Stage review: ‘Great Expectations’ sparkles

by Bob Hoover, Pittsburgh Post-Gazette

Dylan Marquis Meyers, left, as Pip and Jordon Ross Weinhold, as Herbert Pocket rehearse a scene from PICT's "Great Expectations." Photo by Ralph Musthaler.

Dylan Marquis Meyers, left, as Pip and Jordon Ross Weinhold, as Herbert Pocket rehearse a scene from PICT’s “Great Expectations.” Photo by Ralph Musthaler.

PICT Classical Theatre’s holiday show this year is a trifle — an English trifle, the traditional celebration dessert of pound cake soaked in alcohol with lots of sweet fruit and whipped cream ladled over it.

The company’s ingredients start with “Great Expectations,” Charles Dickens’ melodramatic 1861 novel of hopes achieved, then dashed, a cast of familiar faces from Pittsburgh’s rotating repertory of actors, snatches of Ralph Vaughn Williams’ music, a wardrobe of period costumes and a flexible set design that strains to contain the story’s many landscapes.

Alan Stanford, PICT’s artistic and executive director, chose to bring out the sweetness and cream of the book rather than the heaviness by focusing on the close relationship between that sterling chap, Joe Gargery (Martin Giles), and his charge, the kindly, clueless Pip, played as an adult by Dylan Marquis Meyers. Mr. Giles is a winning Joe who hasn’t a mean bone in his blacksmith’s body and the greatest of expectations for his best friend.

Mr. Stanford added a healthy dose of humor with James FitzGerald as Wemmick and Ken Bolden as Pumblechook, who sprinkle the production with laughs and physical humor. Karen Baum, in two roles, presents an appealing Biddy after playing the gruff Mrs. Joe while Jordan Ross Weinhold milks his Pocket role for guffaws.

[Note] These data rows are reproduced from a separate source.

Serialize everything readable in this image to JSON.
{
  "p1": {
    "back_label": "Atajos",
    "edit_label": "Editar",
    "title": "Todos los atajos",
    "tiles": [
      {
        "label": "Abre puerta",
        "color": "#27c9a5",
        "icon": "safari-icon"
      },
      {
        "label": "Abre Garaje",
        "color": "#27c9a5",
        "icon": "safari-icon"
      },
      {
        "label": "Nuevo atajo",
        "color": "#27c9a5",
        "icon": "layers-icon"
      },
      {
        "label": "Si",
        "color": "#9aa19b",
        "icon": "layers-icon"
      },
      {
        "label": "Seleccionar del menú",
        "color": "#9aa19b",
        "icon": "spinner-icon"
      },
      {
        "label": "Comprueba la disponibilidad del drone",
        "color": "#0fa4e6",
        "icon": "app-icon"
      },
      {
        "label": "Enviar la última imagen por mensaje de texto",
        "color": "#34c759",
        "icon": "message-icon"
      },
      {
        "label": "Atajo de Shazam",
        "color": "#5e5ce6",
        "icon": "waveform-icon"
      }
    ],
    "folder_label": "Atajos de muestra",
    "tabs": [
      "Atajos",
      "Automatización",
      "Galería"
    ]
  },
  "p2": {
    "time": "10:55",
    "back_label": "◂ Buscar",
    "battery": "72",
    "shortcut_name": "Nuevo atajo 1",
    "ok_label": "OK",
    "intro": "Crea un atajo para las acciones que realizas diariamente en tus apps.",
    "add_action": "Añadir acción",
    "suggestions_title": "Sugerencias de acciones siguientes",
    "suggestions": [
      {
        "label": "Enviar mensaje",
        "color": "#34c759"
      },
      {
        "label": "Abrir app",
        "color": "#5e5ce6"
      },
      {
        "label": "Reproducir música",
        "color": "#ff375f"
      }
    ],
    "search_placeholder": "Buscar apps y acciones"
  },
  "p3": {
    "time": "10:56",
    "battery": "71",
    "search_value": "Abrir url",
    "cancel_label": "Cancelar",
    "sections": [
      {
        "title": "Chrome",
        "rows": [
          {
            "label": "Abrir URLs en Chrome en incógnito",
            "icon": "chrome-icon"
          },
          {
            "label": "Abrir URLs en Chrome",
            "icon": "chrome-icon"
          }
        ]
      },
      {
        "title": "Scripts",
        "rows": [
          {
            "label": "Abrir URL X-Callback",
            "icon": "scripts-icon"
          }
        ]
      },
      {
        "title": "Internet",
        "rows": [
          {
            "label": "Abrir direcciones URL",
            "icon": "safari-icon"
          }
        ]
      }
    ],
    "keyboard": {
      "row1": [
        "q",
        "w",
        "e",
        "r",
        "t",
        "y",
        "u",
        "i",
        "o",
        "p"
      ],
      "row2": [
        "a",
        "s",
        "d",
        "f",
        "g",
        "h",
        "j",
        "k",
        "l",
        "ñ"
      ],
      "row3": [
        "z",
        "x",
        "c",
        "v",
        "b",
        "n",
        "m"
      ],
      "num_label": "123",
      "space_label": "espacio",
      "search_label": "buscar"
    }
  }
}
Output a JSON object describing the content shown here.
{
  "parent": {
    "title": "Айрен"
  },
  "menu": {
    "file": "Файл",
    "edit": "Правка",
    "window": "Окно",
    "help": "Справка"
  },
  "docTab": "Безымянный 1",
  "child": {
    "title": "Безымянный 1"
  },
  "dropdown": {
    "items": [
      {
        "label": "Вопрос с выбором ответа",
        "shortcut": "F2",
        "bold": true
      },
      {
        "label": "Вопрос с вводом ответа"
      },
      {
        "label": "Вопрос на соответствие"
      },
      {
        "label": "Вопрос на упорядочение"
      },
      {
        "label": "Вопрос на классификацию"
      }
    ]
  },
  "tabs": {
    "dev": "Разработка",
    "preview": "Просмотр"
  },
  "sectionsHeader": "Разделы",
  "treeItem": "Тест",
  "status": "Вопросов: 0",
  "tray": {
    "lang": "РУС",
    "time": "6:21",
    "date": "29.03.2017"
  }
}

On the dark side, Lily Davis compellingly embodies the emptiness of the damaged Estrella while Mary Rawson plays her tormentor, Miss Havisham, as a bit too kindly. Where there might be madness, her Havisham is gentler and more sympathetic. Also, it would have been more effective if her self-immolation scene  had been staged with more light and heat instead of a little red flash.

Pip’s other “father figures” — veterans Larry John Meyers as Magwitch and David Whalen as Jaggers — are vivid characters but their appearances are too brief in this adaptation by Hugh Leonard. There needs to more Jaggers in the play, since he is the key to the novel’s mystery as well as its most fascinating person.

Pip, both the young and mature, and sometimes together, narrates the Dickens’ complex plot, but the chore leaves Mr. Meyers with little opportunity to flesh out the character of the young “gentleman.” Why do so many like this guy so much? Young actors Elliot Pullen and Simon Colker alternate as the boy while Charity Hipple and Carolyn Jerz play the girl Estrella.

The sweep of “Great Expectations” from the marshes of Kent to the teeming streets of London and the churning Thames River is too vast for PICT’s stage, which at times seemed empty and colorless despite a backdrop of projected scenery.

The chilling scenes of Magwitch’s capture of Pip in a dark graveyard and the escape attempt by boat lacked the menace of the book and its several film versions.

Yet, let’s credit PICT and Mr. Stanford for choosing this demanding play for their holiday offering instead of the real trifles (think of another Dickens creation) that so often take the stage this time of year.

At more than 2½ hours counting intermission, “Great Expectations” asks a lot of its cast and audience. This production, though, offers plenty of sparkle to lighten the load.


Bob Hoover is the retired Post-Gazette book editor.

Read Original